As a female physicist in SA, I have seen first-hand, how the lack of proper transformation impedes inclusivity, as there are less of us women in the profession.
The most compelling reason why South Africans should care about the number of females in physics in the country, is that, we all should aspire to create a society that reflects fairness and lack of bias across all sectors. We should aim to have a system that identifies, encourages, and supports the most motivated scientists and science students, regardless of gender or race.
Part of the challenge is convincing some members of the science fraternity that gender inequality really does exist in our field. Many physicists, male and female, believe that the playing field has been level, for a while.
They regard themselves and their colleagues as completely gender-neutral in all their professional interactions with others, including students and fellow scientists.

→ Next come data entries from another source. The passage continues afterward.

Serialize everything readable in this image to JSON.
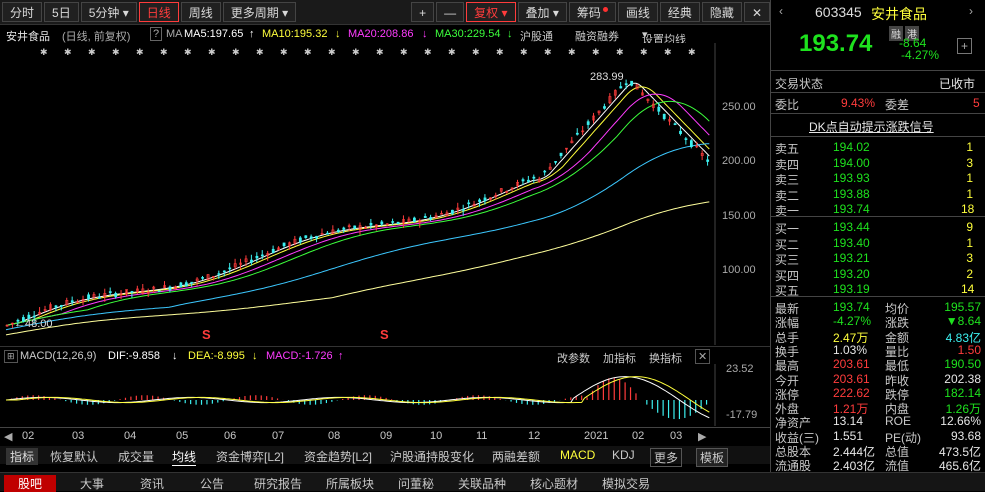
{
  "toolbar": {
    "tabs": [
      "分时",
      "5日",
      "5分钟",
      "日线",
      "周线",
      "更多周期"
    ],
    "right": [
      "+",
      "—",
      "复权",
      "叠加",
      "筹码",
      "画线",
      "经典",
      "隐藏"
    ]
  },
  "info": {
    "name": "安井食品",
    "mode": "(日线, 前复权)",
    "ma_label": "MA",
    "ma5": "MA5:197.65",
    "ma10": "MA10:195.32",
    "ma20": "MA20:208.86",
    "ma30": "MA30:229.54",
    "hgt": "沪股通",
    "rzrq": "融资融券",
    "set_ma": "设置均线"
  },
  "chart": {
    "high_label": "283.99",
    "low_label": "48.00",
    "y_ticks": [
      "250.00",
      "200.00",
      "150.00",
      "100.00"
    ],
    "s_marks": [
      "S",
      "S"
    ]
  },
  "macd": {
    "title": "MACD(12,26,9)",
    "dif": "DIF:-9.858",
    "dea": "DEA:-8.995",
    "macd": "MACD:-1.726",
    "btn_params": "改参数",
    "btn_add": "加指标",
    "btn_switch": "换指标",
    "y_top": "23.52",
    "y_bottom": "-17.79"
  },
  "time_axis": [
    "02",
    "03",
    "04",
    "05",
    "06",
    "07",
    "08",
    "09",
    "10",
    "11",
    "12",
    "2021",
    "02",
    "03"
  ],
  "indicator_tabs": [
    "指标",
    "恢复默认",
    "成交量",
    "均线",
    "资金博弈[L2]",
    "资金趋势[L2]",
    "沪股通持股变化",
    "两融差额",
    "MACD",
    "KDJ",
    "更多",
    "模板"
  ],
  "bottom_tabs": [
    "股吧",
    "大事",
    "资讯",
    "公告",
    "研究报告",
    "所属板块",
    "问董秘",
    "关联品种",
    "核心题材",
    "模拟交易"
  ],
  "quote": {
    "code": "603345",
    "name": "安井食品",
    "price": "193.74",
    "badge1": "融",
    "badge2": "港",
    "change": "-8.64",
    "change_pct": "-4.27%",
    "status_label": "交易状态",
    "status_value": "已收市",
    "wb_label": "委比",
    "wb_value": "9.43%",
    "wc_label": "委差",
    "wc_value": "5",
    "dk_link": "DK点自动提示涨跌信号",
    "asks": [
      {
        "label": "卖五",
        "price": "194.02",
        "vol": "1"
      },
      {
        "label": "卖四",
        "price": "194.00",
        "vol": "3"
      },
      {
        "label": "卖三",
        "price": "193.93",
        "vol": "1"
      },
      {
        "label": "卖二",
        "price": "193.88",
        "vol": "1"
      },
      {
        "label": "卖一",
        "price": "193.74",
        "vol": "18"
      }
    ],
    "bids": [
      {
        "label": "买一",
        "price": "193.44",
        "vol": "9"
      },
      {
        "label": "买二",
        "price": "193.40",
        "vol": "1"
      },
      {
        "label": "买三",
        "price": "193.21",
        "vol": "3"
      },
      {
        "label": "买四",
        "price": "193.20",
        "vol": "2"
      },
      {
        "label": "买五",
        "price": "193.19",
        "vol": "14"
      }
    ],
    "stats": [
      {
        "l1": "最新",
        "v1": "193.74",
        "c1": "green",
        "l2": "均价",
        "v2": "195.57",
        "c2": "green"
      },
      {
        "l1": "涨幅",
        "v1": "-4.27%",
        "c1": "green",
        "l2": "涨跌",
        "v2": "▼8.64",
        "c2": "green"
      },
      {
        "l1": "总手",
        "v1": "2.47万",
        "c1": "yellow",
        "l2": "金额",
        "v2": "4.83亿",
        "c2": "cyan"
      },
      {
        "l1": "换手",
        "v1": "1.03%",
        "c1": "white",
        "l2": "量比",
        "v2": "1.50",
        "c2": "red"
      },
      {
        "l1": "最高",
        "v1": "203.61",
        "c1": "red",
        "l2": "最低",
        "v2": "190.50",
        "c2": "green"
      },
      {
        "l1": "今开",
        "v1": "203.61",
        "c1": "red",
        "l2": "昨收",
        "v2": "202.38",
        "c2": "white"
      },
      {
        "l1": "涨停",
        "v1": "222.62",
        "c1": "red",
        "l2": "跌停",
        "v2": "182.14",
        "c2": "green"
      },
      {
        "l1": "外盘",
        "v1": "1.21万",
        "c1": "red",
        "l2": "内盘",
        "v2": "1.26万",
        "c2": "green"
      },
      {
        "l1": "净资产",
        "v1": "13.14",
        "c1": "white",
        "l2": "ROE",
        "v2": "12.66%",
        "c2": "white"
      },
      {
        "l1": "收益(三)",
        "v1": "1.551",
        "c1": "white",
        "l2": "PE(动)",
        "v2": "93.68",
        "c2": "white"
      },
      {
        "l1": "总股本",
        "v1": "2.444亿",
        "c1": "white",
        "l2": "总值",
        "v2": "473.5亿",
        "c2": "white"
      },
      {
        "l1": "流通股",
        "v1": "2.403亿",
        "c1": "white",
        "l2": "流值",
        "v2": "465.6亿",
        "c2": "white"
      }
    ]
  },
  "colors": {
    "up": "#ff3c3c",
    "down": "#1ee21e",
    "ma5": "#ffffff",
    "ma10": "#ffff3c",
    "ma20": "#ff3cff",
    "ma30": "#3cff3c"
  }
}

Unfortunately, this is not true. The fact is that physicists are human, and we are subject to the cultural and social influences that pervade our society.
The under-representation of women in science has serious consequences on how research is conducted and applied. Women, particularly those from marginalised backgrounds, are not afforded the opportunity to correct the biases that are incorporated into the system, which then have a direct impact on the outcomes of experiments.
This lack of representation is often attributed to the myth that girls and women are intrinsically less well suited to science, technology, engineering and mathematics (STEM). However multiple studies have debunked that idea, including a 2018 study of 1.6 million students from 268 high schools around the world.
Another issue here is systematic inequality. The “leaky pipeline model'' which is cited in more than 10,000 academic articles, is used to explain the lack of women at the top. According to the leaky-pipeline model, when the going gets tough, the women leave.
Not only does the model ignore the important role scientists have outside academia. It doesn’t tell the whole story that women are not failing at science and that instead science is failing them. The pipeline isn’t leaking. Instead, it’s littered with holes by design. While women are discriminated against in the allocation of research funding, prevalent gender stereotypes create a barrier to entry.
As, Women in Physics forum, we are calling for cultural change within academia. We have identified three key challenges to women’s progression, that include short-term funding, out-of-date metrics of success, poor academic culture, and difficulties balancing responsibilities with family life. We need to improve diversity in academic science, provide better career advice and support women physicists in developing countries.
Onesimo Mtintsilana is an executive member of Women in Physics in SA and a researcher with the ATLAS Experiment at CERN